Muthu was the last of four children. What Muthu did not know was that no matter how hard he tried, he would always remain the last.
He had three sisters and his father appeared to favour them, or so he thought. His sisters did well at school, helped at home, and even loved him a lot. But they treated him like a child and he resented that. It was always "You are a baby now. Grow up a little and then you can..."
How was being nine-years-old a baby and how come when he got into trouble the same family found him too old? They would say, "Such a big boy and yet you do not know how to behave..."
He was born and raised in the small hill town of Yercaud (near Salem). Like every nine-year-old he knew in Yercaud, he went to the local school. He was an average student, if you went by ranks and grades, but he could not contain his curiosity which made him restless and too inquisitive at times.
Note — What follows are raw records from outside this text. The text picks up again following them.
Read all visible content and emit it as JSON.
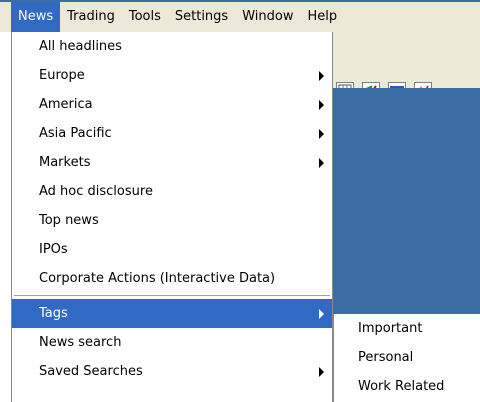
{
  "menubar": {
    "items": [
      "News",
      "Trading",
      "Tools",
      "Settings",
      "Window",
      "Help"
    ],
    "active": "News"
  },
  "news_menu": {
    "group1": [
      {
        "label": "All headlines",
        "submenu": false
      },
      {
        "label": "Europe",
        "submenu": true
      },
      {
        "label": "America",
        "submenu": true
      },
      {
        "label": "Asia Pacific",
        "submenu": true
      },
      {
        "label": "Markets",
        "submenu": true
      },
      {
        "label": "Ad hoc disclosure",
        "submenu": false
      },
      {
        "label": "Top news",
        "submenu": false
      },
      {
        "label": "IPOs",
        "submenu": false
      },
      {
        "label": "Corporate Actions (Interactive Data)",
        "submenu": false
      }
    ],
    "group2": [
      {
        "label": "Tags",
        "submenu": true,
        "highlighted": true
      },
      {
        "label": "News search",
        "submenu": false
      },
      {
        "label": "Saved Searches",
        "submenu": true
      }
    ]
  },
  "tags_submenu": {
    "items": [
      "Important",
      "Personal",
      "Work Related"
    ]
  },
  "toolbar": {
    "icons": [
      "table-icon",
      "chart-icon",
      "window-icon",
      "graph-icon"
    ]
  },
  "colors": {
    "highlight": "#316ac5",
    "workspace": "#3b6ea5",
    "menubar_bg": "#ece9d8"
  }
}
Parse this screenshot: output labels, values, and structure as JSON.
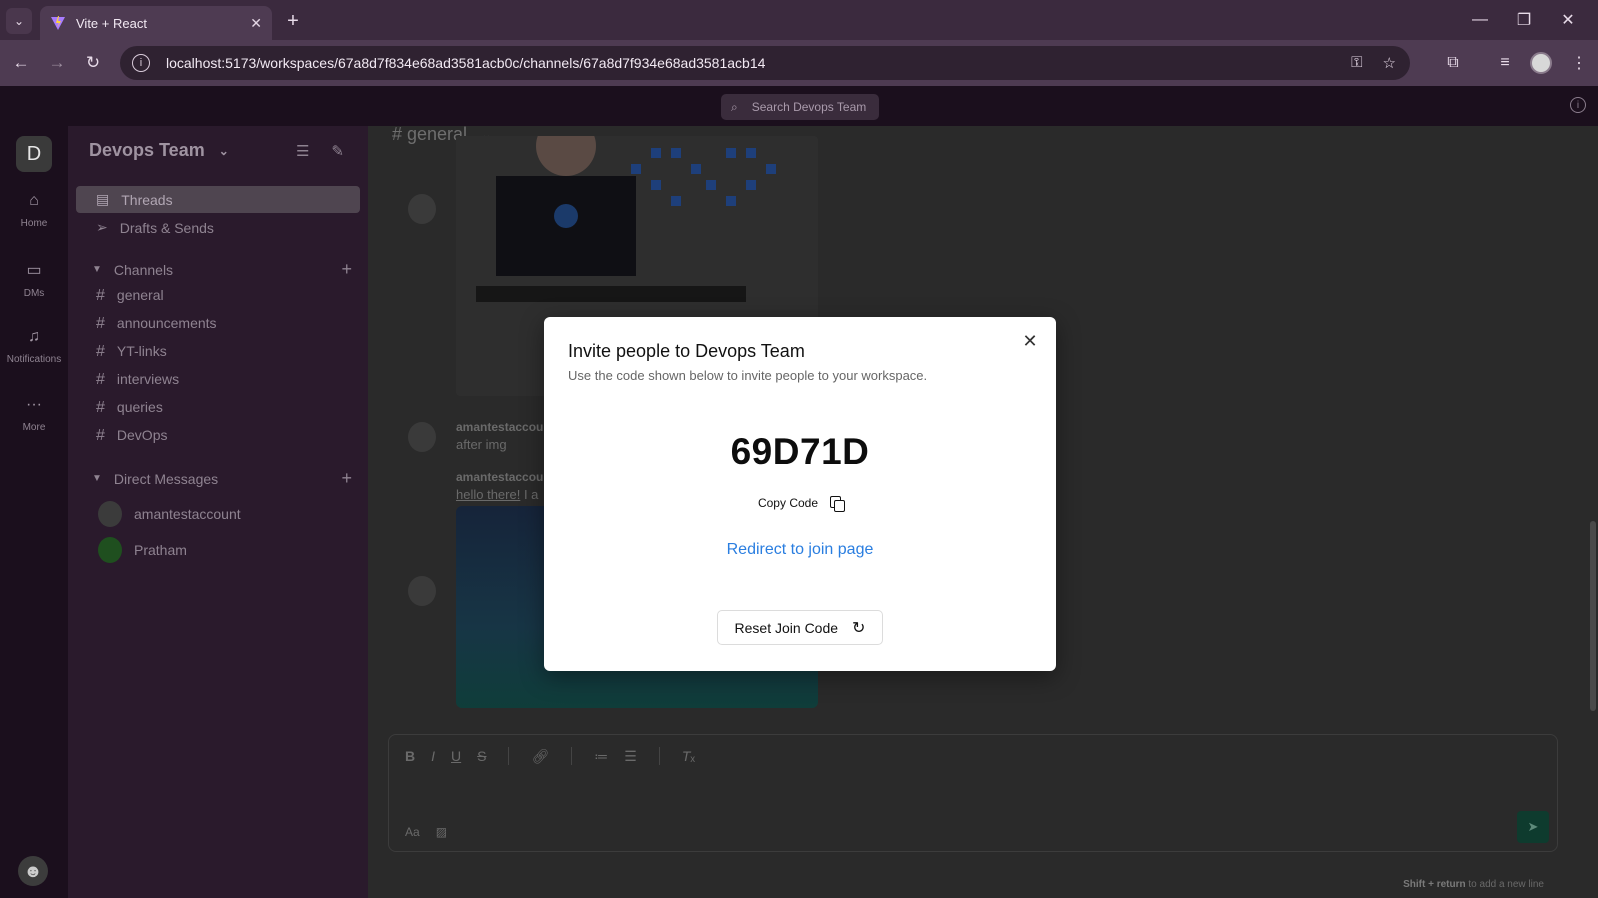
{
  "browser": {
    "tab_title": "Vite + React",
    "url": "localhost:5173/workspaces/67a8d7f834e68ad3581acb0c/channels/67a8d7f934e68ad3581acb14"
  },
  "topbar": {
    "search_placeholder": "Search Devops Team"
  },
  "rail": {
    "workspace_initial": "D",
    "items": [
      {
        "label": "Home",
        "icon": "home-icon"
      },
      {
        "label": "DMs",
        "icon": "message-icon"
      },
      {
        "label": "Notifications",
        "icon": "bell-icon"
      },
      {
        "label": "More",
        "icon": "more-icon"
      }
    ]
  },
  "sidebar": {
    "workspace_name": "Devops Team",
    "nav": [
      {
        "label": "Threads"
      },
      {
        "label": "Drafts & Sends"
      }
    ],
    "channels_label": "Channels",
    "channels": [
      "general",
      "announcements",
      "YT-links",
      "interviews",
      "queries",
      "DevOps"
    ],
    "dms_label": "Direct Messages",
    "dms": [
      "amantestaccount",
      "Pratham"
    ]
  },
  "channel": {
    "title": "# general",
    "messages": [
      {
        "author": "amantestaccou",
        "text": "after img"
      },
      {
        "author": "amantestaccou",
        "text_link": "hello there!",
        "text_rest": " I a"
      }
    ]
  },
  "editor": {
    "hint_bold": "Shift + return",
    "hint_rest": " to add a new line",
    "format_label": "Aa"
  },
  "modal": {
    "title": "Invite people to Devops Team",
    "subtitle": "Use the code shown below to invite people to your workspace.",
    "join_code": "69D71D",
    "copy_label": "Copy Code",
    "redirect_label": "Redirect to join page",
    "reset_label": "Reset Join Code"
  }
}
This irked some of the teachers, foremost among them being Radha Miss, the strict English teacher. He vexed her with his doubts in grammarand his insatiable 'whys' never ran out.
Other teachers channelised it and introduced him to the library. He would spend hours there investigating how an aeroplane could stay up in the air and how cars worked and why it was necessary at all to punctuate sentences.
He stepped out of the library usually to address his other two passions - his friends and cricket. His friends - Bala and Jones. Bala, or Maamu as he was affectionately called, was the most studious - not just of the trio, but of their class and maybe even the school. Jones, the Joker, had recently lost his parents and was living with his ageing grandparents whose sympathy made him get away with a lot of mischief.
The trio played cricket, talked cricket, and even walked cricket as they fetched water from a distant stream for his mother. They debated whether Ganguly was better than Sachin as they ate the ubiquitous bajjis with hot chai. In the rains, the eats were replaced with fresh corn on the cob, boiled and salted, but the debate remained the same.
Muthu's father was a driver of the bus that plied back and forth between Salem and Yercaud. The journey was not very long, but it lasted a good two hours. The bus cruised through the lush tree-lined roads, passing by little hamlets once in a way, scattering a lot of monkeys en route.